Citizenship laws. The Global Citizenship Observatory’s new Citizenship Law Dataset “outlines, in a systematic way, 28 ways in which citizenship can be acquired and 15 ways in which citizenship can be lost.” Launched last week and building on the observatory’s previous work, it covers the laws in effect in 190 countries in January 2020. For each mode of acquisition or loss in each jurisdiction, the dataset points to the legal citations, specifies the type of procedure (discretionary, automatic, etc.), and describes the relevant conditions (for instance, wedlock requirements for citizenship-by-descent). Previously: Dual citizenship policies (DIP 2019.01.09). [h/t Yajna Govind]
Overturned Supreme Court decisions. The Library of Congress’s Constitution Annotated project is a “comprehensive, government-sanctioned record of the interpretations of the Constitution,” intended for a wide audience and in publication for more than 100 years. Its resources include a table of Supreme Court Decisions overruled by subsequent decisions, with the names and years of the initial and overruling cases, and another of laws held unconstitutional. Read more: The methodologies for both tables. As seen in: “How often are Supreme Court decisions overturned?” (Quartz).
Birds at the feeder. Project FeederWatch is a “November-April survey of birds that visit backyards, nature centers, community areas, and other locales in North America.” Tens of thousands of volunteers record the number and species of birds at each feeder, plus information about the surrounding environment. The results can be explored online and downloaded in bulk. As seen in: “Which birds are the biggest jerks at the feeder?” (Washington Post), which uses additional behavioral data collected by the volunteers; and a related Twitter thread. [h/t John Templon]
Pandemic-era alcohol policies. The US Alcohol Policy Information System has categorized the alcohol-related regulations that each state (and DC) has enforced during the COVID-19 pandemic, and how they’ve changed over time. The dataset covers January 2020 to mid-September 2021; it examines restrictions on bar and restaurant capacity, serving alcohol without food, alcohol delivery, and more.

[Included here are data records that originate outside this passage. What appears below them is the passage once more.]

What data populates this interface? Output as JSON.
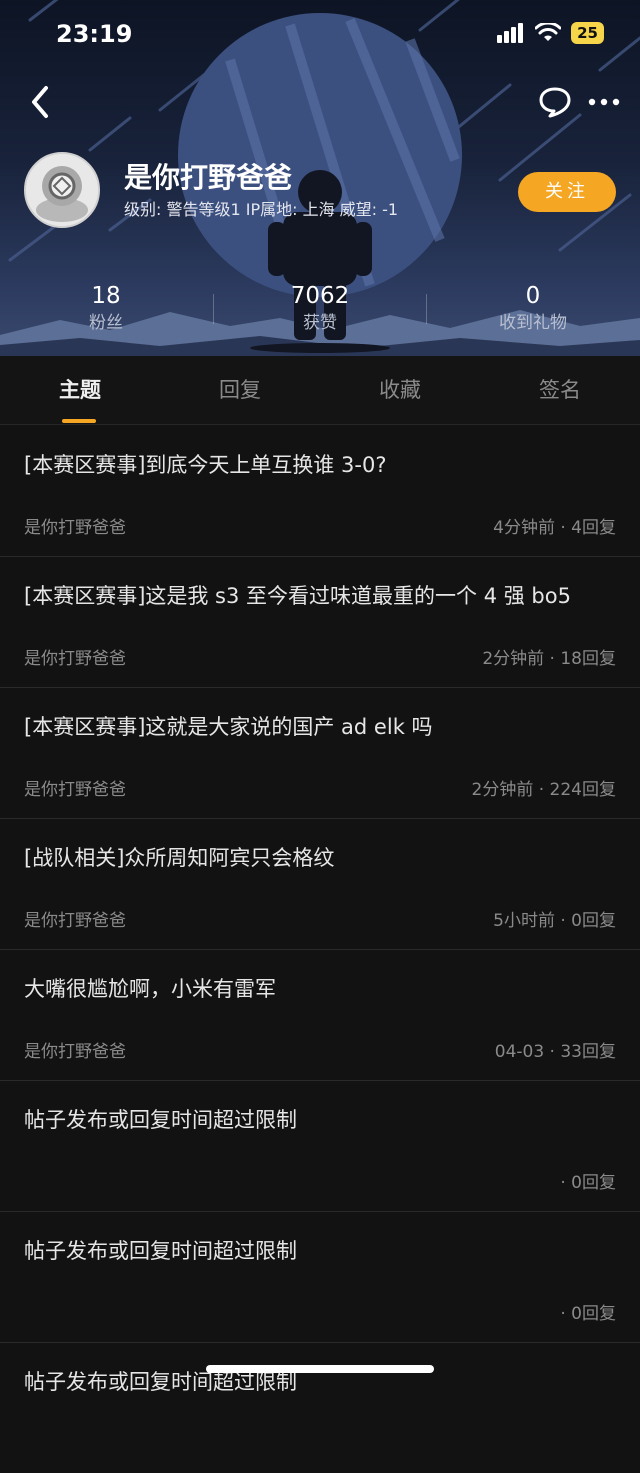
{
  "status_bar": {
    "time": "23:19",
    "battery": "25"
  },
  "profile": {
    "username": "是你打野爸爸",
    "info": "级别: 警告等级1  IP属地: 上海  威望: -1",
    "follow_label": "关注"
  },
  "stats": [
    {
      "value": "18",
      "label": "粉丝"
    },
    {
      "value": "7062",
      "label": "获赞"
    },
    {
      "value": "0",
      "label": "收到礼物"
    }
  ],
  "tabs": [
    {
      "label": "主题",
      "active": true
    },
    {
      "label": "回复",
      "active": false
    },
    {
      "label": "收藏",
      "active": false
    },
    {
      "label": "签名",
      "active": false
    }
  ],
  "posts": [
    {
      "title": "[本赛区赛事]到底今天上单互换谁 3-0?",
      "author": "是你打野爸爸",
      "meta": "4分钟前 · 4回复"
    },
    {
      "title": "[本赛区赛事]这是我 s3 至今看过味道最重的一个 4 强 bo5",
      "author": "是你打野爸爸",
      "meta": "2分钟前 · 18回复"
    },
    {
      "title": "[本赛区赛事]这就是大家说的国产 ad elk 吗",
      "author": "是你打野爸爸",
      "meta": "2分钟前 · 224回复"
    },
    {
      "title": "[战队相关]众所周知阿宾只会格纹",
      "author": "是你打野爸爸",
      "meta": "5小时前 · 0回复"
    },
    {
      "title": "大嘴很尴尬啊，小米有雷军",
      "author": "是你打野爸爸",
      "meta": "04-03 · 33回复"
    },
    {
      "title": "帖子发布或回复时间超过限制",
      "author": "",
      "meta": "· 0回复"
    },
    {
      "title": "帖子发布或回复时间超过限制",
      "author": "",
      "meta": "· 0回复"
    },
    {
      "title": "帖子发布或回复时间超过限制",
      "author": "",
      "meta": ""
    }
  ],
  "colors": {
    "accent": "#f5a623",
    "background": "#121212"
  }
}
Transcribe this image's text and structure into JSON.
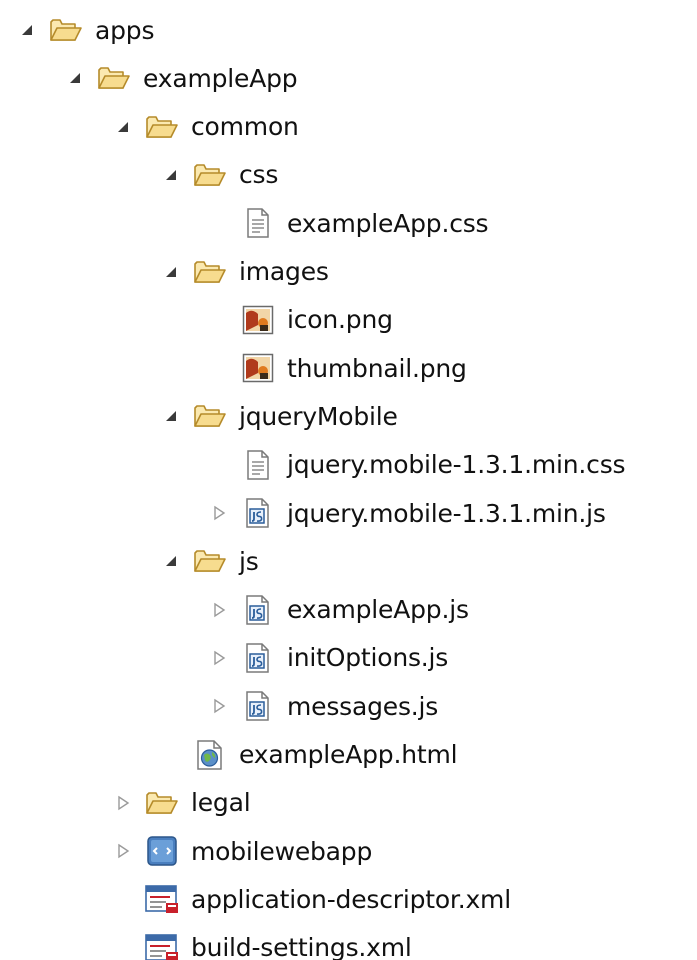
{
  "tree": [
    {
      "label": "apps",
      "icon": "folder-open-icon",
      "state": "expanded",
      "level": 0
    },
    {
      "label": "exampleApp",
      "icon": "folder-open-icon",
      "state": "expanded",
      "level": 1
    },
    {
      "label": "common",
      "icon": "folder-open-icon",
      "state": "expanded",
      "level": 2
    },
    {
      "label": "css",
      "icon": "folder-open-icon",
      "state": "expanded",
      "level": 3
    },
    {
      "label": "exampleApp.css",
      "icon": "text-file-icon",
      "state": "none",
      "level": 4
    },
    {
      "label": "images",
      "icon": "folder-open-icon",
      "state": "expanded",
      "level": 3
    },
    {
      "label": "icon.png",
      "icon": "image-file-icon",
      "state": "none",
      "level": 4
    },
    {
      "label": "thumbnail.png",
      "icon": "image-file-icon",
      "state": "none",
      "level": 4
    },
    {
      "label": "jqueryMobile",
      "icon": "folder-open-icon",
      "state": "expanded",
      "level": 3
    },
    {
      "label": "jquery.mobile-1.3.1.min.css",
      "icon": "text-file-icon",
      "state": "none",
      "level": 4
    },
    {
      "label": "jquery.mobile-1.3.1.min.js",
      "icon": "js-file-icon",
      "state": "collapsed",
      "level": 4
    },
    {
      "label": "js",
      "icon": "folder-open-icon",
      "state": "expanded",
      "level": 3
    },
    {
      "label": "exampleApp.js",
      "icon": "js-file-icon",
      "state": "collapsed",
      "level": 4
    },
    {
      "label": "initOptions.js",
      "icon": "js-file-icon",
      "state": "collapsed",
      "level": 4
    },
    {
      "label": "messages.js",
      "icon": "js-file-icon",
      "state": "collapsed",
      "level": 4
    },
    {
      "label": "exampleApp.html",
      "icon": "html-file-icon",
      "state": "none",
      "level": 3
    },
    {
      "label": "legal",
      "icon": "folder-open-icon",
      "state": "collapsed",
      "level": 2
    },
    {
      "label": "mobilewebapp",
      "icon": "mobile-web-app-icon",
      "state": "collapsed",
      "level": 2
    },
    {
      "label": "application-descriptor.xml",
      "icon": "xml-descriptor-icon",
      "state": "none",
      "level": 2
    },
    {
      "label": "build-settings.xml",
      "icon": "xml-descriptor-icon",
      "state": "none",
      "level": 2
    }
  ],
  "colors": {
    "folder_fill": "#f7dc8f",
    "folder_stroke": "#b58b2a",
    "twisty_expanded": "#3a3a3a",
    "twisty_collapsed": "#9a9a9a",
    "file_blue": "#2a5d9a",
    "image_red": "#b03a1c",
    "xml_red": "#c8202b"
  }
}
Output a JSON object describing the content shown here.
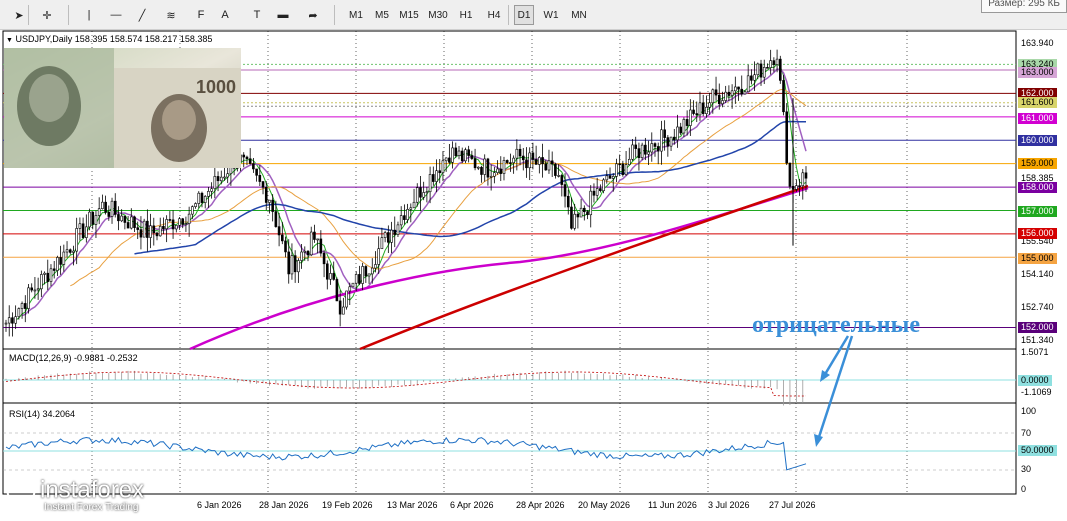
{
  "toolbar": {
    "tools": [
      {
        "name": "cursor-icon",
        "glyph": "➤"
      },
      {
        "name": "crosshair-icon",
        "glyph": "✛"
      },
      {
        "name": "vertical-line-icon",
        "glyph": "|"
      },
      {
        "name": "horizontal-line-icon",
        "glyph": "—"
      },
      {
        "name": "trendline-icon",
        "glyph": "╱"
      },
      {
        "name": "channel-icon",
        "glyph": "≋"
      },
      {
        "name": "fibonacci-icon",
        "glyph": "F"
      },
      {
        "name": "text-icon",
        "glyph": "A"
      },
      {
        "name": "text-label-icon",
        "glyph": "T"
      },
      {
        "name": "rectangle-icon",
        "glyph": "▬"
      },
      {
        "name": "arrows-icon",
        "glyph": "➦"
      }
    ],
    "timeframes": [
      "M1",
      "M5",
      "M15",
      "M30",
      "H1",
      "H4",
      "D1",
      "W1",
      "MN"
    ],
    "active_timeframe": "D1",
    "size_label": "Размер: 295 КБ"
  },
  "chart": {
    "symbol_header": "USDJPY,Daily  158.395 158.574 158.217 158.385",
    "macd_header": "MACD(12,26,9) -0.9881 -0.2532",
    "rsi_header": "RSI(14) 34.2064",
    "annotation": "отрицательные",
    "price_axis": [
      "163.940",
      "162.540",
      "159.740",
      "155.540",
      "154.140",
      "152.740",
      "151.340"
    ],
    "macd_axis": [
      "1.5071",
      "-1.1069"
    ],
    "rsi_axis": [
      "100",
      "70",
      "30",
      "0"
    ],
    "levels": [
      {
        "value": "163.240",
        "bg": "#a9d8a9",
        "fg": "#000"
      },
      {
        "value": "163.000",
        "bg": "#d6a4d6",
        "fg": "#000"
      },
      {
        "value": "162.000",
        "bg": "#800000",
        "fg": "#fff"
      },
      {
        "value": "161.600",
        "bg": "#d8d46a",
        "fg": "#000"
      },
      {
        "value": "161.000",
        "bg": "#d100d1",
        "fg": "#fff"
      },
      {
        "value": "160.000",
        "bg": "#3030a0",
        "fg": "#fff"
      },
      {
        "value": "159.000",
        "bg": "#f7a500",
        "fg": "#000"
      },
      {
        "value": "158.385",
        "bg": "#ffffff",
        "fg": "#000"
      },
      {
        "value": "158.000",
        "bg": "#7a00a0",
        "fg": "#fff"
      },
      {
        "value": "157.000",
        "bg": "#1fa81f",
        "fg": "#fff"
      },
      {
        "value": "156.000",
        "bg": "#d40000",
        "fg": "#fff"
      },
      {
        "value": "155.000",
        "bg": "#f5a442",
        "fg": "#000"
      },
      {
        "value": "152.000",
        "bg": "#5a007a",
        "fg": "#fff"
      },
      {
        "value": "0.0000",
        "bg": "#8fe0e0",
        "fg": "#000"
      },
      {
        "value": "50.0000",
        "bg": "#8fe0e0",
        "fg": "#000"
      }
    ],
    "dates": [
      "6 Jan 2026",
      "28 Jan 2026",
      "19 Feb 2026",
      "13 Mar 2026",
      "6 Apr 2026",
      "28 Apr 2026",
      "20 May 2026",
      "11 Jun 2026",
      "3 Jul 2026",
      "27 Jul 2026"
    ],
    "colors": {
      "macd_signal": "#c00000",
      "rsi": "#1e6fc4",
      "sma200": "#cc0000",
      "ma_magenta": "#cc00cc",
      "ma_blue": "#2244aa",
      "ma_orange": "#e8a040",
      "ma_green": "#22aa22",
      "ma_violet": "#a060c0"
    }
  },
  "branding": {
    "name": "instaforex",
    "tagline": "Instant Forex Trading"
  }
}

A map of our moon. A USGS astrogeology lab has built a 1:5,000,000-scale map of Earth’s moon, the “chief purpose” of which is “to summarize the current state of lunar geologic knowledge.” It marks thousands of geologic boundaries, plus “surface features” such as crater rims, “fissures, grabens, scarps, mare wrinkle ridges” and more. [h/t Wendy Shijia]